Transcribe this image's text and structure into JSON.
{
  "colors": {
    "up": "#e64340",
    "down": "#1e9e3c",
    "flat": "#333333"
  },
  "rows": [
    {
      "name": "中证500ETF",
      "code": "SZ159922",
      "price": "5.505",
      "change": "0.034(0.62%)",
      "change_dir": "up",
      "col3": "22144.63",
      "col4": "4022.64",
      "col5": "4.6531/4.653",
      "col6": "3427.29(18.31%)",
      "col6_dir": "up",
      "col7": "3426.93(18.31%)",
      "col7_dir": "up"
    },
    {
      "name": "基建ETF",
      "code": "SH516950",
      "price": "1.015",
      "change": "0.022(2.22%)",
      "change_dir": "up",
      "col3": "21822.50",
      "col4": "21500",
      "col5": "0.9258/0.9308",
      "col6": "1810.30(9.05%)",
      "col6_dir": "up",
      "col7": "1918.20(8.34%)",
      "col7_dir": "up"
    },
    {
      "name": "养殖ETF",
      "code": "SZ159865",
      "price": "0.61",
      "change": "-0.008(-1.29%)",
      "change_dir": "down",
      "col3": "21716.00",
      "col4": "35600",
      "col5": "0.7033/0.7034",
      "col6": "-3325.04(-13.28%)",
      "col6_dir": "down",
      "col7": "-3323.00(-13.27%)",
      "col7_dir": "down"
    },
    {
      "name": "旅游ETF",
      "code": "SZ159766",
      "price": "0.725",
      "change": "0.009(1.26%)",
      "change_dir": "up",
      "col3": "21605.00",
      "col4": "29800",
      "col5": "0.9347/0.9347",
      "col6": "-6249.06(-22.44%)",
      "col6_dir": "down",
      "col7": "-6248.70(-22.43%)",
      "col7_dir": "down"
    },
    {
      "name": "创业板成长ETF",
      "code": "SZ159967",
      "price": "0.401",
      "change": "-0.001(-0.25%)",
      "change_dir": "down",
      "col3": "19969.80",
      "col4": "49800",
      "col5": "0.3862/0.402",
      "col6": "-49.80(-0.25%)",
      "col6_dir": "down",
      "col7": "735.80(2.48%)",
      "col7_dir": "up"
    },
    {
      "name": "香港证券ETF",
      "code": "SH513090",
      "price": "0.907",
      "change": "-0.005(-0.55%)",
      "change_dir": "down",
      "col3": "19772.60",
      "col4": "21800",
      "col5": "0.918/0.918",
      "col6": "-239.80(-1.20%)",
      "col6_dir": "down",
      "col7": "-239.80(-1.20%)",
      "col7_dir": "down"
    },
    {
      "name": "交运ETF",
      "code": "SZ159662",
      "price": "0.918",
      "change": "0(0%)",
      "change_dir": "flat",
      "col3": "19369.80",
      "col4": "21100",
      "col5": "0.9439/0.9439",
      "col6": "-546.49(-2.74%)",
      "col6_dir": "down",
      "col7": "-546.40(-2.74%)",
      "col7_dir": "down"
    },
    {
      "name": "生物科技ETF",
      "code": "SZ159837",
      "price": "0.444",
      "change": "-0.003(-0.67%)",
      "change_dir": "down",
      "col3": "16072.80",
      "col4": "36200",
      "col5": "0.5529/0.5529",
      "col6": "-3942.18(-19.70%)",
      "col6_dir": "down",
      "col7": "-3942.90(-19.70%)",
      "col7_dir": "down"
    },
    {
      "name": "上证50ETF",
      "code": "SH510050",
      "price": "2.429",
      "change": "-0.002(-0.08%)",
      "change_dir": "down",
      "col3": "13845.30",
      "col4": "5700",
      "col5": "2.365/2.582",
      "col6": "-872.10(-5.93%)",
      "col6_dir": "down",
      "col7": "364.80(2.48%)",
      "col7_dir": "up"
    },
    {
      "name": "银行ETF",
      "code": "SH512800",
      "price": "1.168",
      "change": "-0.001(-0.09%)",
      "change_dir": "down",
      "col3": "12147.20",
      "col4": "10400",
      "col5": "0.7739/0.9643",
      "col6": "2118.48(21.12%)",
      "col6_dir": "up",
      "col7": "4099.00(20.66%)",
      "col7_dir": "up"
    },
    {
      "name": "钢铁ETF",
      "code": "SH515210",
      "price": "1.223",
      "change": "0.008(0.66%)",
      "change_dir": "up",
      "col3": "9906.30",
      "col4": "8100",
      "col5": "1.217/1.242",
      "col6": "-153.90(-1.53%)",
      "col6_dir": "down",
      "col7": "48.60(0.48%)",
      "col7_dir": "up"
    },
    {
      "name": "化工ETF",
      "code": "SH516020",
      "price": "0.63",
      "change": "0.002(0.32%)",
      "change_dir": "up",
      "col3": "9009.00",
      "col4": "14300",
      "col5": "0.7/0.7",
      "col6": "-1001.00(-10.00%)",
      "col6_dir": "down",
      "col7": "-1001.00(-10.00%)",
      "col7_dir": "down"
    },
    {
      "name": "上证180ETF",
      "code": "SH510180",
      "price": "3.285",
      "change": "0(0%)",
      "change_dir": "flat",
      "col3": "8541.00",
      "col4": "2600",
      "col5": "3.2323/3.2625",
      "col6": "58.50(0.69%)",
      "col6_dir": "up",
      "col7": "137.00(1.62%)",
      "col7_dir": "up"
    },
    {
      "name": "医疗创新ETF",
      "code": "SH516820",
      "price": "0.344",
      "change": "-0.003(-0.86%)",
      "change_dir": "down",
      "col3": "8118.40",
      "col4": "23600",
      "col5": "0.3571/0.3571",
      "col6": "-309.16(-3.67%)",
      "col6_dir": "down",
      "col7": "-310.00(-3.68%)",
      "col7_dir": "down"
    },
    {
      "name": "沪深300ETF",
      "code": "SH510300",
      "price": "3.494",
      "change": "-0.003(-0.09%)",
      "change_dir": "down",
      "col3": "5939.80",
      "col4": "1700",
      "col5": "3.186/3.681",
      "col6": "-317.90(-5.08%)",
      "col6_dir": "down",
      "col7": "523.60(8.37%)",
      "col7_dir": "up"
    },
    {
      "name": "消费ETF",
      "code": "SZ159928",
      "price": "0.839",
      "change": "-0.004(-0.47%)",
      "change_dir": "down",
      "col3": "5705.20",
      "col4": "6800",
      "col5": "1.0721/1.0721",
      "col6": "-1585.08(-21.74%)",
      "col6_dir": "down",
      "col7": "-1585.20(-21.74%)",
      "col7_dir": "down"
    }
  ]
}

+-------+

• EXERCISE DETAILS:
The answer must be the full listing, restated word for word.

• RESULT FOR THIS EXERCISE:
Transcribe this image's text and structure into JSON.
{
  "colors": {
    "up": "#e64340",
    "down": "#1e9e3c",
    "flat": "#333333"
  },
  "rows": [
    {
      "name": "中证500ETF",
      "code": "SZ159922",
      "price": "5.505",
      "change": "0.034(0.62%)",
      "change_dir": "up",
      "col3": "22144.63",
      "col4": "4022.64",
      "col5": "4.6531/4.653",
      "col6": "3427.29(18.31%)",
      "col6_dir": "up",
      "col7": "3426.93(18.31%)",
      "col7_dir": "up"
    },
    {
      "name": "基建ETF",
      "code": "SH516950",
      "price": "1.015",
      "change": "0.022(2.22%)",
      "change_dir": "up",
      "col3": "21822.50",
      "col4": "21500",
      "col5": "0.9258/0.9308",
      "col6": "1810.30(9.05%)",
      "col6_dir": "up",
      "col7": "1918.20(8.34%)",
      "col7_dir": "up"
    },
    {
      "name": "养殖ETF",
      "code": "SZ159865",
      "price": "0.61",
      "change": "-0.008(-1.29%)",
      "change_dir": "down",
      "col3": "21716.00",
      "col4": "35600",
      "col5": "0.7033/0.7034",
      "col6": "-3325.04(-13.28%)",
      "col6_dir": "down",
      "col7": "-3323.00(-13.27%)",
      "col7_dir": "down"
    },
    {
      "name": "旅游ETF",
      "code": "SZ159766",
      "price": "0.725",
      "change": "0.009(1.26%)",
      "change_dir": "up",
      "col3": "21605.00",
      "col4": "29800",
      "col5": "0.9347/0.9347",
      "col6": "-6249.06(-22.44%)",
      "col6_dir": "down",
      "col7": "-6248.70(-22.43%)",
      "col7_dir": "down"
    },
    {
      "name": "创业板成长ETF",
      "code": "SZ159967",
      "price": "0.401",
      "change": "-0.001(-0.25%)",
      "change_dir": "down",
      "col3": "19969.80",
      "col4": "49800",
      "col5": "0.3862/0.402",
      "col6": "-49.80(-0.25%)",
      "col6_dir": "down",
      "col7": "735.80(2.48%)",
      "col7_dir": "up"
    },
    {
      "name": "香港证券ETF",
      "code": "SH513090",
      "price": "0.907",
      "change": "-0.005(-0.55%)",
      "change_dir": "down",
      "col3": "19772.60",
      "col4": "21800",
      "col5": "0.918/0.918",
      "col6": "-239.80(-1.20%)",
      "col6_dir": "down",
      "col7": "-239.80(-1.20%)",
      "col7_dir": "down"
    },
    {
      "name": "交运ETF",
      "code": "SZ159662",
      "price": "0.918",
      "change": "0(0%)",
      "change_dir": "flat",
      "col3": "19369.80",
      "col4": "21100",
      "col5": "0.9439/0.9439",
      "col6": "-546.49(-2.74%)",
      "col6_dir": "down",
      "col7": "-546.40(-2.74%)",
      "col7_dir": "down"
    },
    {
      "name": "生物科技ETF",
      "code": "SZ159837",
      "price": "0.444",
      "change": "-0.003(-0.67%)",
      "change_dir": "down",
      "col3": "16072.80",
      "col4": "36200",
      "col5": "0.5529/0.5529",
      "col6": "-3942.18(-19.70%)",
      "col6_dir": "down",
      "col7": "-3942.90(-19.70%)",
      "col7_dir": "down"
    },
    {
      "name": "上证50ETF",
      "code": "SH510050",
      "price": "2.429",
      "change": "-0.002(-0.08%)",
      "change_dir": "down",
      "col3": "13845.30",
      "col4": "5700",
      "col5": "2.365/2.582",
      "col6": "-872.10(-5.93%)",
      "col6_dir": "down",
      "col7": "364.80(2.48%)",
      "col7_dir": "up"
    },
    {
      "name": "银行ETF",
      "code": "SH512800",
      "price": "1.168",
      "change": "-0.001(-0.09%)",
      "change_dir": "down",
      "col3": "12147.20",
      "col4": "10400",
      "col5": "0.7739/0.9643",
      "col6": "2118.48(21.12%)",
      "col6_dir": "up",
      "col7": "4099.00(20.66%)",
      "col7_dir": "up"
    },
    {
      "name": "钢铁ETF",
      "code": "SH515210",
      "price": "1.223",
      "change": "0.008(0.66%)",
      "change_dir": "up",
      "col3": "9906.30",
      "col4": "8100",
      "col5": "1.217/1.242",
      "col6": "-153.90(-1.53%)",
      "col6_dir": "down",
      "col7": "48.60(0.48%)",
      "col7_dir": "up"
    },
    {
      "name": "化工ETF",
      "code": "SH516020",
      "price": "0.63",
      "change": "0.002(0.32%)",
      "change_dir": "up",
      "col3": "9009.00",
      "col4": "14300",
      "col5": "0.7/0.7",
      "col6": "-1001.00(-10.00%)",
      "col6_dir": "down",
      "col7": "-1001.00(-10.00%)",
      "col7_dir": "down"
    },
    {
      "name": "上证180ETF",
      "code": "SH510180",
      "price": "3.285",
      "change": "0(0%)",
      "change_dir": "flat",
      "col3": "8541.00",
      "col4": "2600",
      "col5": "3.2323/3.2625",
      "col6": "58.50(0.69%)",
      "col6_dir": "up",
      "col7": "137.00(1.62%)",
      "col7_dir": "up"
    },
    {
      "name": "医疗创新ETF",
      "code": "SH516820",
      "price": "0.344",
      "change": "-0.003(-0.86%)",
      "change_dir": "down",
      "col3": "8118.40",
      "col4": "23600",
      "col5": "0.3571/0.3571",
      "col6": "-309.16(-3.67%)",
      "col6_dir": "down",
      "col7": "-310.00(-3.68%)",
      "col7_dir": "down"
    },
    {
      "name": "沪深300ETF",
      "code": "SH510300",
      "price": "3.494",
      "change": "-0.003(-0.09%)",
      "change_dir": "down",
      "col3": "5939.80",
      "col4": "1700",
      "col5": "3.186/3.681",
      "col6": "-317.90(-5.08%)",
      "col6_dir": "down",
      "col7": "523.60(8.37%)",
      "col7_dir": "up"
    },
    {
      "name": "消费ETF",
      "code": "SZ159928",
      "price": "0.839",
      "change": "-0.004(-0.47%)",
      "change_dir": "down",
      "col3": "5705.20",
      "col4": "6800",
      "col5": "1.0721/1.0721",
      "col6": "-1585.08(-21.74%)",
      "col6_dir": "down",
      "col7": "-1585.20(-21.74%)",
      "col7_dir": "down"
    }
  ]
}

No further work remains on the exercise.